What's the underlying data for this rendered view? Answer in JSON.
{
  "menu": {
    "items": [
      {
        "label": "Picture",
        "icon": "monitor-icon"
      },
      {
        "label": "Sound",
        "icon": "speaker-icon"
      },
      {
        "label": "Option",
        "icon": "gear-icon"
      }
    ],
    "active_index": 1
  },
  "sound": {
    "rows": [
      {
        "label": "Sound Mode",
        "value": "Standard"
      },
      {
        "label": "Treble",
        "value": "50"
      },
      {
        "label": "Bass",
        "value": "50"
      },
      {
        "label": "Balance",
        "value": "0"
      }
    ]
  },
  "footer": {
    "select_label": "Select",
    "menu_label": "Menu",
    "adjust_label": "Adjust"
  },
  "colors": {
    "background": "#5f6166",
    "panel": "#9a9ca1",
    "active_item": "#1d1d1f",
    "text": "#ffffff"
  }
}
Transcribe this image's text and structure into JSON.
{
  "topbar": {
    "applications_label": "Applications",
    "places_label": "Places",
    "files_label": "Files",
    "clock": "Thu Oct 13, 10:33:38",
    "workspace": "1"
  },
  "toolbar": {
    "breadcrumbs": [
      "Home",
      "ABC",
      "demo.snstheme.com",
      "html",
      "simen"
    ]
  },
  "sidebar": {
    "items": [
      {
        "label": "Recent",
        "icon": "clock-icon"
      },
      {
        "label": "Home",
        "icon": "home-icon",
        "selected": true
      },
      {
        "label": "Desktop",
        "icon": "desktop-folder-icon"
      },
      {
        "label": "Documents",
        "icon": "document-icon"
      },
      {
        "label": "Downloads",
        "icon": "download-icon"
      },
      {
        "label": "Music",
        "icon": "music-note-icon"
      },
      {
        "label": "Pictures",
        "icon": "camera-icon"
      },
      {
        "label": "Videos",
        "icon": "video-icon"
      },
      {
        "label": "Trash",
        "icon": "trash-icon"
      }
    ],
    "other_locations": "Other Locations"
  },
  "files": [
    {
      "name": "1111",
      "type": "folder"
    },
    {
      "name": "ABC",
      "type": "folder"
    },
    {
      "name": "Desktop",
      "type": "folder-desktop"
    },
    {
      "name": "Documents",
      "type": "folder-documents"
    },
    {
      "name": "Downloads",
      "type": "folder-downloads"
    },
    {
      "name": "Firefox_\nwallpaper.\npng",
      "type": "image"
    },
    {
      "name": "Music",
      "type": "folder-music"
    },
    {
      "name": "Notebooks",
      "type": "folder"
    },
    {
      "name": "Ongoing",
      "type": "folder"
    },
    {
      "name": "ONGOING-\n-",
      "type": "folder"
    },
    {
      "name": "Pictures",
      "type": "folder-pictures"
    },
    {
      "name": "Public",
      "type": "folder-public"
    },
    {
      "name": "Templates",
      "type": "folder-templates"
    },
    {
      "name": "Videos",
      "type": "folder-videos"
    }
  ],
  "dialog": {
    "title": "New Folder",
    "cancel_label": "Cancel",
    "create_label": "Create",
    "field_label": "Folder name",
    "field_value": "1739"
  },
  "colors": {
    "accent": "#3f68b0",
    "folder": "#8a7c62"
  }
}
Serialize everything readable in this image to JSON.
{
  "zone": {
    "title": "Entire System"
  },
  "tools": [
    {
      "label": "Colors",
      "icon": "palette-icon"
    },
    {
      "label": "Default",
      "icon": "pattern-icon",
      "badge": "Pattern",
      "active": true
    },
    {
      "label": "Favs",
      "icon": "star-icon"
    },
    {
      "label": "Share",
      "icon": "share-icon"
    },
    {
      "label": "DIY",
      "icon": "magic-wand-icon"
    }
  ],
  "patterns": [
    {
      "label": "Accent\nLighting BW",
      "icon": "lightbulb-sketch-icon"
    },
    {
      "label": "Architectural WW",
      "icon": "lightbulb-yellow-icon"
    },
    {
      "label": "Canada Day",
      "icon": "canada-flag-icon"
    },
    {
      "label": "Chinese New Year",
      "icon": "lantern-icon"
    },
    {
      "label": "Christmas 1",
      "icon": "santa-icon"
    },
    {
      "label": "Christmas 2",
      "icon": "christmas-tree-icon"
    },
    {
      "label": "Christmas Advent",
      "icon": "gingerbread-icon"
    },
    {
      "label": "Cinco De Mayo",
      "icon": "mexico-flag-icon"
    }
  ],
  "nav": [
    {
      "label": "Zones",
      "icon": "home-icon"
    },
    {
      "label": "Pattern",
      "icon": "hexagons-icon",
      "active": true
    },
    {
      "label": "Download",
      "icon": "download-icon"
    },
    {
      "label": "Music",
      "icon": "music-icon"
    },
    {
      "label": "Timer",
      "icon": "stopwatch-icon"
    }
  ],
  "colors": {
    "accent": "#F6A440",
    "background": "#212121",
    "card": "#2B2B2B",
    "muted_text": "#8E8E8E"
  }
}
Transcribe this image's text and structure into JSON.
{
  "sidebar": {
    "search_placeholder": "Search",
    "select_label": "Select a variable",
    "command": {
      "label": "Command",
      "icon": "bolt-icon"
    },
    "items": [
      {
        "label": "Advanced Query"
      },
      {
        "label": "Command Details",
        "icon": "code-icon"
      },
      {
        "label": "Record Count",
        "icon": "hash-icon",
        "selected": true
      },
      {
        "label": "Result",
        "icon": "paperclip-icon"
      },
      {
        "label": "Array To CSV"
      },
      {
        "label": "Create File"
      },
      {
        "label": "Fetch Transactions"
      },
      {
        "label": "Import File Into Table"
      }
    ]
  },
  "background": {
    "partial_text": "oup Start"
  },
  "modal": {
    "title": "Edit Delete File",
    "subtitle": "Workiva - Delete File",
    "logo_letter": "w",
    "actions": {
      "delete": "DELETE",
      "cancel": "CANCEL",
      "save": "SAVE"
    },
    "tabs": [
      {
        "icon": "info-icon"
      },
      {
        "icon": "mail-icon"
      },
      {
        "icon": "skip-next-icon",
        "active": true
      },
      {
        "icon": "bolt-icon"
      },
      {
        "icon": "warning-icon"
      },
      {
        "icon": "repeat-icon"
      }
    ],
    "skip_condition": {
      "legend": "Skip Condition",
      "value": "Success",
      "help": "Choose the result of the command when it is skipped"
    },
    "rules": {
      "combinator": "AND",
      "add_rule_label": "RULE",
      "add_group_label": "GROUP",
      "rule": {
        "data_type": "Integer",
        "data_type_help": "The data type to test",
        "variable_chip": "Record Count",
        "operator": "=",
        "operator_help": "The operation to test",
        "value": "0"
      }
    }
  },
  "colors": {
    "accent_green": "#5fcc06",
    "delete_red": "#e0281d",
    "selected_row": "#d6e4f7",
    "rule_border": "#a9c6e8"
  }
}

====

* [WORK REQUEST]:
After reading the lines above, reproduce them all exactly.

* [WRITTEN ANSWER]:
What's the underlying data for this rendered view? Answer in JSON.
{
  "menu": {
    "items": [
      {
        "label": "Picture",
        "icon": "monitor-icon"
      },
      {
        "label": "Sound",
        "icon": "speaker-icon"
      },
      {
        "label": "Option",
        "icon": "gear-icon"
      }
    ],
    "active_index": 1
  },
  "sound": {
    "rows": [
      {
        "label": "Sound Mode",
        "value": "Standard"
      },
      {
        "label": "Treble",
        "value": "50"
      },
      {
        "label": "Bass",
        "value": "50"
      },
      {
        "label": "Balance",
        "value": "0"
      }
    ]
  },
  "footer": {
    "select_label": "Select",
    "menu_label": "Menu",
    "adjust_label": "Adjust"
  },
  "colors": {
    "background": "#5f6166",
    "panel": "#9a9ca1",
    "active_item": "#1d1d1f",
    "text": "#ffffff"
  }
}
Transcribe this image's text and structure into JSON.
{
  "topbar": {
    "applications_label": "Applications",
    "places_label": "Places",
    "files_label": "Files",
    "clock": "Thu Oct 13, 10:33:38",
    "workspace": "1"
  },
  "toolbar": {
    "breadcrumbs": [
      "Home",
      "ABC",
      "demo.snstheme.com",
      "html",
      "simen"
    ]
  },
  "sidebar": {
    "items": [
      {
        "label": "Recent",
        "icon": "clock-icon"
      },
      {
        "label": "Home",
        "icon": "home-icon",
        "selected": true
      },
      {
        "label": "Desktop",
        "icon": "desktop-folder-icon"
      },
      {
        "label": "Documents",
        "icon": "document-icon"
      },
      {
        "label": "Downloads",
        "icon": "download-icon"
      },
      {
        "label": "Music",
        "icon": "music-note-icon"
      },
      {
        "label": "Pictures",
        "icon": "camera-icon"
      },
      {
        "label": "Videos",
        "icon": "video-icon"
      },
      {
        "label": "Trash",
        "icon": "trash-icon"
      }
    ],
    "other_locations": "Other Locations"
  },
  "files": [
    {
      "name": "1111",
      "type": "folder"
    },
    {
      "name": "ABC",
      "type": "folder"
    },
    {
      "name": "Desktop",
      "type": "folder-desktop"
    },
    {
      "name": "Documents",
      "type": "folder-documents"
    },
    {
      "name": "Downloads",
      "type": "folder-downloads"
    },
    {
      "name": "Firefox_\nwallpaper.\npng",
      "type": "image"
    },
    {
      "name": "Music",
      "type": "folder-music"
    },
    {
      "name": "Notebooks",
      "type": "folder"
    },
    {
      "name": "Ongoing",
      "type": "folder"
    },
    {
      "name": "ONGOING-\n-",
      "type": "folder"
    },
    {
      "name": "Pictures",
      "type": "folder-pictures"
    },
    {
      "name": "Public",
      "type": "folder-public"
    },
    {
      "name": "Templates",
      "type": "folder-templates"
    },
    {
      "name": "Videos",
      "type": "folder-videos"
    }
  ],
  "dialog": {
    "title": "New Folder",
    "cancel_label": "Cancel",
    "create_label": "Create",
    "field_label": "Folder name",
    "field_value": "1739"
  },
  "colors": {
    "accent": "#3f68b0",
    "folder": "#8a7c62"
  }
}
Serialize everything readable in this image to JSON.
{
  "zone": {
    "title": "Entire System"
  },
  "tools": [
    {
      "label": "Colors",
      "icon": "palette-icon"
    },
    {
      "label": "Default",
      "icon": "pattern-icon",
      "badge": "Pattern",
      "active": true
    },
    {
      "label": "Favs",
      "icon": "star-icon"
    },
    {
      "label": "Share",
      "icon": "share-icon"
    },
    {
      "label": "DIY",
      "icon": "magic-wand-icon"
    }
  ],
  "patterns": [
    {
      "label": "Accent\nLighting BW",
      "icon": "lightbulb-sketch-icon"
    },
    {
      "label": "Architectural WW",
      "icon": "lightbulb-yellow-icon"
    },
    {
      "label": "Canada Day",
      "icon": "canada-flag-icon"
    },
    {
      "label": "Chinese New Year",
      "icon": "lantern-icon"
    },
    {
      "label": "Christmas 1",
      "icon": "santa-icon"
    },
    {
      "label": "Christmas 2",
      "icon": "christmas-tree-icon"
    },
    {
      "label": "Christmas Advent",
      "icon": "gingerbread-icon"
    },
    {
      "label": "Cinco De Mayo",
      "icon": "mexico-flag-icon"
    }
  ],
  "nav": [
    {
      "label": "Zones",
      "icon": "home-icon"
    },
    {
      "label": "Pattern",
      "icon": "hexagons-icon",
      "active": true
    },
    {
      "label": "Download",
      "icon": "download-icon"
    },
    {
      "label": "Music",
      "icon": "music-icon"
    },
    {
      "label": "Timer",
      "icon": "stopwatch-icon"
    }
  ],
  "colors": {
    "accent": "#F6A440",
    "background": "#212121",
    "card": "#2B2B2B",
    "muted_text": "#8E8E8E"
  }
}
Transcribe this image's text and structure into JSON.
{
  "sidebar": {
    "search_placeholder": "Search",
    "select_label": "Select a variable",
    "command": {
      "label": "Command",
      "icon": "bolt-icon"
    },
    "items": [
      {
        "label": "Advanced Query"
      },
      {
        "label": "Command Details",
        "icon": "code-icon"
      },
      {
        "label": "Record Count",
        "icon": "hash-icon",
        "selected": true
      },
      {
        "label": "Result",
        "icon": "paperclip-icon"
      },
      {
        "label": "Array To CSV"
      },
      {
        "label": "Create File"
      },
      {
        "label": "Fetch Transactions"
      },
      {
        "label": "Import File Into Table"
      }
    ]
  },
  "background": {
    "partial_text": "oup Start"
  },
  "modal": {
    "title": "Edit Delete File",
    "subtitle": "Workiva - Delete File",
    "logo_letter": "w",
    "actions": {
      "delete": "DELETE",
      "cancel": "CANCEL",
      "save": "SAVE"
    },
    "tabs": [
      {
        "icon": "info-icon"
      },
      {
        "icon": "mail-icon"
      },
      {
        "icon": "skip-next-icon",
        "active": true
      },
      {
        "icon": "bolt-icon"
      },
      {
        "icon": "warning-icon"
      },
      {
        "icon": "repeat-icon"
      }
    ],
    "skip_condition": {
      "legend": "Skip Condition",
      "value": "Success",
      "help": "Choose the result of the command when it is skipped"
    },
    "rules": {
      "combinator": "AND",
      "add_rule_label": "RULE",
      "add_group_label": "GROUP",
      "rule": {
        "data_type": "Integer",
        "data_type_help": "The data type to test",
        "variable_chip": "Record Count",
        "operator": "=",
        "operator_help": "The operation to test",
        "value": "0"
      }
    }
  },
  "colors": {
    "accent_green": "#5fcc06",
    "delete_red": "#e0281d",
    "selected_row": "#d6e4f7",
    "rule_border": "#a9c6e8"
  }
}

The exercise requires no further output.